Local veterans enjoy breakfast in Oxford
Local vets attend breakfast at Oxford Senior Center
The Oxford community organized the seventh annual veterans breakfast at the Oxford Senior Center.
OXFORD >> Members of the greater Oxford community pitched in to make the seventh annual veterans breakfast at the senior center happen on Saturday, even as plans appeared to be crumbling several days before it was scheduled.
When it appeared that the event was not coming together last week, three people — Trevor Derr, Clarissa Sherrow and Joe Dea — got together and put the word out on the Oxford Facebook message board. They asked for volunteers and contributions, and to their great joy the response was overwhelming.
Dea, a chef with M&M Catering, stepped up to organize the food.
“We used between 800 and 900 pounds of food,” he said. That included sausage, pancakes, eggs, bacon, juice and creamed dried beef (or as the veterans called it, “SOS”) and more.
“Somebody who wasn’t in the service asked me what SOS stood for,” he said.
Dey said he was amazed at the outpouring that included bread and honey buns from Tastykake, a slew of eggs from an individual, scores of boxes of pancake mix from the community, and more.
“The community has really stepped up to the plate,” he said.

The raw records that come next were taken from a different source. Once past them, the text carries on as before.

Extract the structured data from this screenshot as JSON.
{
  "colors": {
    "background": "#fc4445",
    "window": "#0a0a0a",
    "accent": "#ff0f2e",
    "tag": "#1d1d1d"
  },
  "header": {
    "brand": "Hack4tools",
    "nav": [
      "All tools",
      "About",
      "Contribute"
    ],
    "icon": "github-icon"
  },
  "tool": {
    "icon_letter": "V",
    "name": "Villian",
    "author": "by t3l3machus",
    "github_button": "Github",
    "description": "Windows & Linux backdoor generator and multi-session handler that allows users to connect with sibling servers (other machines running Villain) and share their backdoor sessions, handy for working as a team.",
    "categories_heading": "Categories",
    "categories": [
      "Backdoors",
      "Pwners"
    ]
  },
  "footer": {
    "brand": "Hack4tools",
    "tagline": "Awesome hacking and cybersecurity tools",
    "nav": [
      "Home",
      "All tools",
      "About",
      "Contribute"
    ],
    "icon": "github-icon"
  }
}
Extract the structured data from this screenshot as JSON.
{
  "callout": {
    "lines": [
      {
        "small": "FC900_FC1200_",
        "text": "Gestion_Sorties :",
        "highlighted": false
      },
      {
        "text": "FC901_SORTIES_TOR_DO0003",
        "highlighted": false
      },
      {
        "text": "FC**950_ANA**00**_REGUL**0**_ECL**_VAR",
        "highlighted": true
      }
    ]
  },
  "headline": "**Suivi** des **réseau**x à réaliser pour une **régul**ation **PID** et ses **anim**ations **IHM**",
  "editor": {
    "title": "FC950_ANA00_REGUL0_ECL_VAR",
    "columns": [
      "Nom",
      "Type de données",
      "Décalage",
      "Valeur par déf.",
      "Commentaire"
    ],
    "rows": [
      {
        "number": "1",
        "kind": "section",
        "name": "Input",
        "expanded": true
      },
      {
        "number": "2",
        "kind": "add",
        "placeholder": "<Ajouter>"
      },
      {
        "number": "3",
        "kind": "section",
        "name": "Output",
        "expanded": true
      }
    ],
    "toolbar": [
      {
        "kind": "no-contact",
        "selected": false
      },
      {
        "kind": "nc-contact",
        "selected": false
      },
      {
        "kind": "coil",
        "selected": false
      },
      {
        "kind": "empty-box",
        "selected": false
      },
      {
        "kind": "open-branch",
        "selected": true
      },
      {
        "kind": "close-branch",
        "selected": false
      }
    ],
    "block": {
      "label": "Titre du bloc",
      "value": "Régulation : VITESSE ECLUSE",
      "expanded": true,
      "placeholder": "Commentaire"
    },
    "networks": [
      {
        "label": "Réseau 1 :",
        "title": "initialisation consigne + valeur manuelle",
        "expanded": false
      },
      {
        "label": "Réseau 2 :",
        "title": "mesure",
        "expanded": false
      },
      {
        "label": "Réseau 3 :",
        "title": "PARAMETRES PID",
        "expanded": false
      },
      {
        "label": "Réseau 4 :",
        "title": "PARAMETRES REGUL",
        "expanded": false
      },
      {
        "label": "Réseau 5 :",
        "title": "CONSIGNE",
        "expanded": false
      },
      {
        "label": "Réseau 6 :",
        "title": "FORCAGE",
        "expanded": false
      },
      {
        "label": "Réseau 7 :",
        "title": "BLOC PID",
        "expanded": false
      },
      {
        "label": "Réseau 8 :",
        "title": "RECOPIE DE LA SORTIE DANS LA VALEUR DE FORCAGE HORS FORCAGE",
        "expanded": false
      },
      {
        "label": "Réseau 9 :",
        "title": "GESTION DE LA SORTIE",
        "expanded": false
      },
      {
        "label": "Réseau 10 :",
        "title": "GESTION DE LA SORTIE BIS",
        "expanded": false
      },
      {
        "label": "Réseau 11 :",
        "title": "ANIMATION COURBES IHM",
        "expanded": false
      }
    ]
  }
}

Derr, who serves at the Dover Air Force Base, sent out a call for support to military units and was overwhelmed by the number of cards that came in — some from as far away as California — and all guests received one as they came in.
The Boy and Girl Scouts were on hand giving out the cards and serving the food, as were local students. They also handed each guest a metal lapel pin honoring the armed services. Five hundred of those were contributed by Exelon Corp.
The veterans arrived early at the Oxford Senior Center, about 7:30 a.m. They lined up for the buffet table that was staffed by volunteers, several of who said they were working with people they had not met before — new friends.
The vets joined old friends at tables and discussed mainly current events and the goings on in town.
It was clearly an elderly group of guests, many of them having served in the Vietnam War, a few from Korea and younger ones from the Middle East.
In past years, there were World War II veterans, but they were largely missing.
The current elders in the group recalled that they felt unappreciated when they returned from Vietnam and added that their war was one that was different from the rest.
“You couldn’t tell who were enemies and who were friends (in Vietnam),” one breakfast guest said.
Buzz Dorety of Oxford said he served but not in Vietnam. “I’m lucky I never got over there,” he said.
Rich Marra said he served in Key West, Florida, during the Cuban Missile Crisis. He was responsible for making sure planes landed safely.
Several others served in non-combat but vital roles in the Korean and Vietnam wars.
One thing that stood out was the era when most of the guests came of age. Just as veterans from an earlier time remembered the attack on Pearl Harbor and the more recent ones recalled 9/11, these men — to an individual — remembered where they were the day President John Kennedy was assassinated in 1963.
Paul Andriole of Oxford is the former Chester County director of Veterans Affairs. He said that as time goes by there are fewer and fewer military fellowship and support groups, some of them terminating when the last member dies. He said he regrets that.
Sherrow said she was delighted with the turn out. When the breakfast started seven years ago, there were about 45 attendees. The count for 2016 had not yet been completed, but she said she believed it approached the 250 or so that came last year.
Vietnam War veterans agree that they were largely unappreciated when they returned from the war.
Veterans breakfast organizers Clarissa Sherrow, left, and Trevor Derr, along with local scouts, are shown with cards of congratulations and support sent from all over the country.
Volunteers dish out breakfast at the Oxford Senior Center on Saturday.
Vietnam War veterans discuss former and present defense issues at the veterans breakfast in Oxford.